Does the skate/surf aesthetic wield a big influence over your work?
There are characteristics of travel and surfing that have played a huge part in my work: the search, the patience, the flow, the zone, the focus to get to the point where you are not thinking any more just becoming a motion but controlled and totally out of control in a moment. All these apply to making my work. I listen to a lot of music and shut myself away to find the zone when working. Some days I will walk into the studio and tear into a new painting and finish it the same day and be buzzing, other works it takes a while to get into the flow or find out where the piece is taking me.
How do you see the worlds of art and boardsports crossing over?
Cutting a line into a mountain, grinding a curb, picking a wave; these are all fluid creative notions that illuminate part of your consciousness and fire off stimulation from all sorts of experiences, like a piece of music or an image, or a frustrating experience that channels into your style and the way you pull a move. These are all the same feelings I get when working on a painting or throwing paint at a wall – you let out the frustrations, then channel it then focus, then execute whilst flowing in the moment. That’s pure creation.
Who from that world has had an impact on you?
Anyone who originated anything in the surf and skate world, like the Dogtown guys and everyone involved in that scene and the artists like VCJ and Jim Phillips; be it a move, a culture, a new way of being, their style, fashion out of necessity, creating style from personality. It’s the adventures and the rebels – the guys who bunked school so they could be at the skate park all day…
“When I am in the creative flow I store up loads of emotional and visual stimulus whilst practicing techniques and just freestyling as much as possible on canvas in the studio”
There is a decidedly street art tinge to some of your work, what sort of influence does that have?
I grew up in Brighton, UK which has a huge graffiti scene so its always been around me and I have always been influenced by it for style, shape and colour but also its social and political nature, its freedom and its illicity. It’s an art form that echoes back to cave paintings, storytelling and marking our territory…
How did travelling the world at a young age affect you and your life goals?
It helped shape them. The more I travelled the more I created until a trip to Mexico at nineteen inspired me almost obsessively to create that when I got back to the UK I started painting on canvas and within a few months, I had started selling work. This was the first time in my life that I had some direction I felt powerful about. So you could say that travelling was the most important thing I did at the time in regards to my career.
Do you have a particular process when you work?
When I am in the creative flow I store up loads of emotional and visual stimulus whilst practicing techniques and just freestyling as much as possible on canvas in the studio, usually whilst listening to music, sometimes normal and then at time nice and loud to get a vibe going.

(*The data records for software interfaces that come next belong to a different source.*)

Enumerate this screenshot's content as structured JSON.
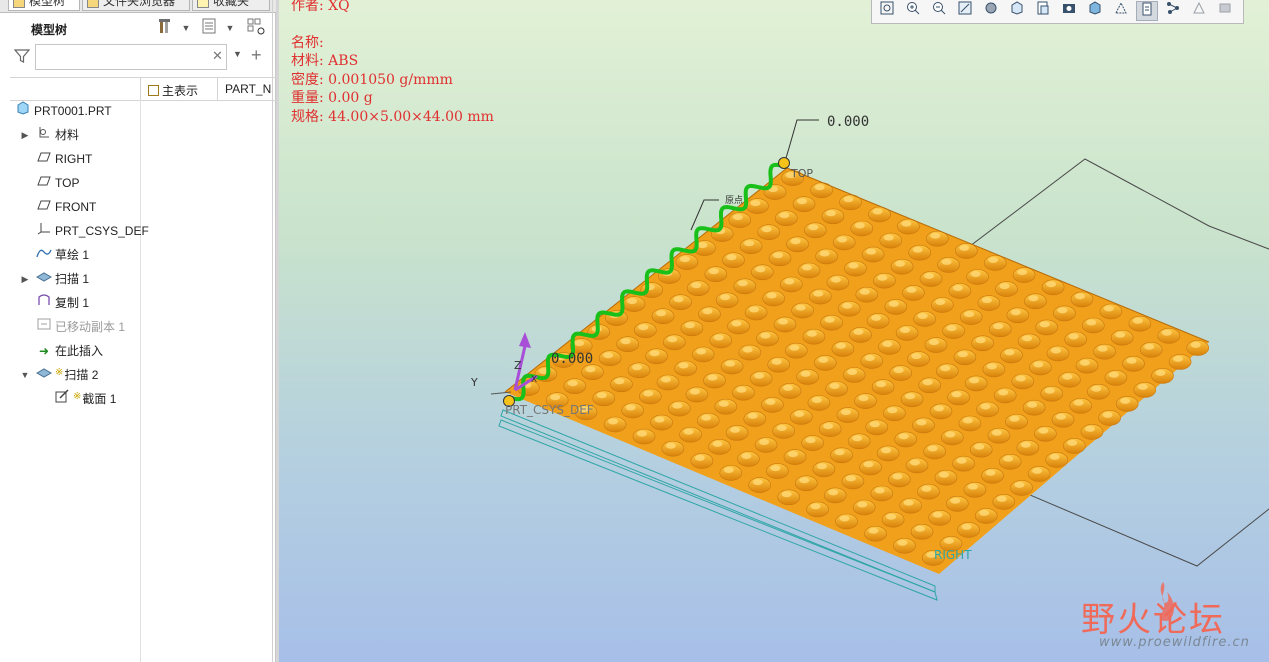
{
  "panel_tabs": [
    {
      "label": "模型树"
    },
    {
      "label": "文件夹浏览器"
    },
    {
      "label": "收藏夹"
    }
  ],
  "model_tree": {
    "title": "模型树",
    "filter_placeholder": "",
    "columns": {
      "main": "主表示",
      "part": "PART_N"
    },
    "items": [
      {
        "label": "PRT0001.PRT",
        "icon": "part-icon"
      },
      {
        "label": "材料",
        "icon": "material-icon"
      },
      {
        "label": "RIGHT",
        "icon": "datum-plane-icon"
      },
      {
        "label": "TOP",
        "icon": "datum-plane-icon"
      },
      {
        "label": "FRONT",
        "icon": "datum-plane-icon"
      },
      {
        "label": "PRT_CSYS_DEF",
        "icon": "csys-icon"
      },
      {
        "label": "草绘 1",
        "icon": "sketch-icon"
      },
      {
        "label": "扫描 1",
        "icon": "sweep-icon"
      },
      {
        "label": "复制 1",
        "icon": "copy-icon"
      },
      {
        "label": "已移动副本 1",
        "icon": "moved-copy-icon"
      },
      {
        "label": "在此插入",
        "icon": "insert-here-icon"
      },
      {
        "label": "扫描 2",
        "icon": "sweep-icon",
        "mark": "※"
      },
      {
        "label": "截面 1",
        "icon": "section-icon",
        "mark": "※"
      }
    ]
  },
  "part_info": {
    "author": "作者: XQ",
    "name": "名称:",
    "material": "材料: ABS",
    "density": "密度: 0.001050  g/mmm",
    "weight": "重量: 0.00 g",
    "spec": "规格: 44.00×5.00×44.00 mm"
  },
  "view_toolbar": [
    "zoom-fit-icon",
    "zoom-in-icon",
    "zoom-out-icon",
    "repaint-icon",
    "display-style-icon",
    "saved-views-icon",
    "view-manager-icon",
    "perspective-icon",
    "section-icon",
    "datum-display-icon",
    "annotation-display-icon",
    "spin-center-icon",
    "axis-display-icon",
    "csys-display-icon"
  ],
  "viewport": {
    "dim_top": "0.000",
    "dim_left": "0.000",
    "label_top": "TOP",
    "label_right": "RIGHT",
    "label_csys": "PRT_CSYS_DEF",
    "label_y": "Y",
    "label_z": "Z",
    "label_x": "X",
    "label_trajectory": "原点"
  },
  "colors": {
    "model_orange": "#f5a61c",
    "sweep_green": "#19c019",
    "info_red": "#e03030"
  },
  "watermark": {
    "title": "野火论坛",
    "url": "www.proewildfire.cn"
  }
}
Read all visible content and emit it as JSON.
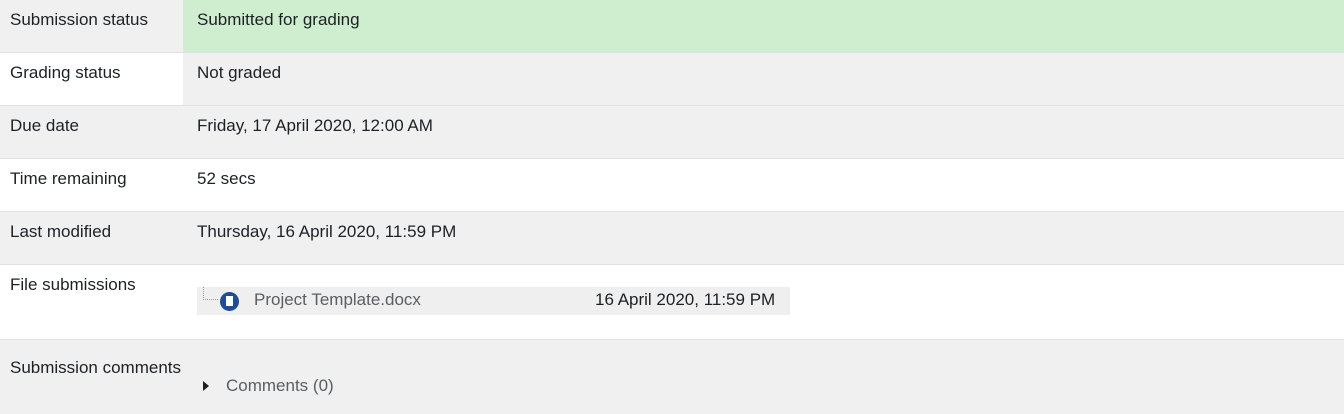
{
  "rows": [
    {
      "label": "Submission status",
      "value": "Submitted for grading"
    },
    {
      "label": "Grading status",
      "value": "Not graded"
    },
    {
      "label": "Due date",
      "value": "Friday, 17 April 2020, 12:00 AM"
    },
    {
      "label": "Time remaining",
      "value": "52 secs"
    },
    {
      "label": "Last modified",
      "value": "Thursday, 16 April 2020, 11:59 PM"
    },
    {
      "label": "File submissions"
    },
    {
      "label": "Submission comments"
    }
  ],
  "file": {
    "name": "Project Template.docx",
    "date": "16 April 2020, 11:59 PM",
    "icon": "document-icon"
  },
  "comments": {
    "label": "Comments (0)",
    "icon": "caret-right-icon"
  },
  "colors": {
    "success_bg": "#cfeecf",
    "row_alt_bg": "#f0f0f0",
    "file_icon": "#1f4b99"
  }
}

I am constantly photographing my process and experiments. I will look at these on the computer and start playing around with digital files overlaying them. Then take it all back to the studio and mix it up on top of some collage or several backgrounds that I have on the go at any one time. There is an overall plan but it’s a process that changes to accommodate as much creative flow as possible.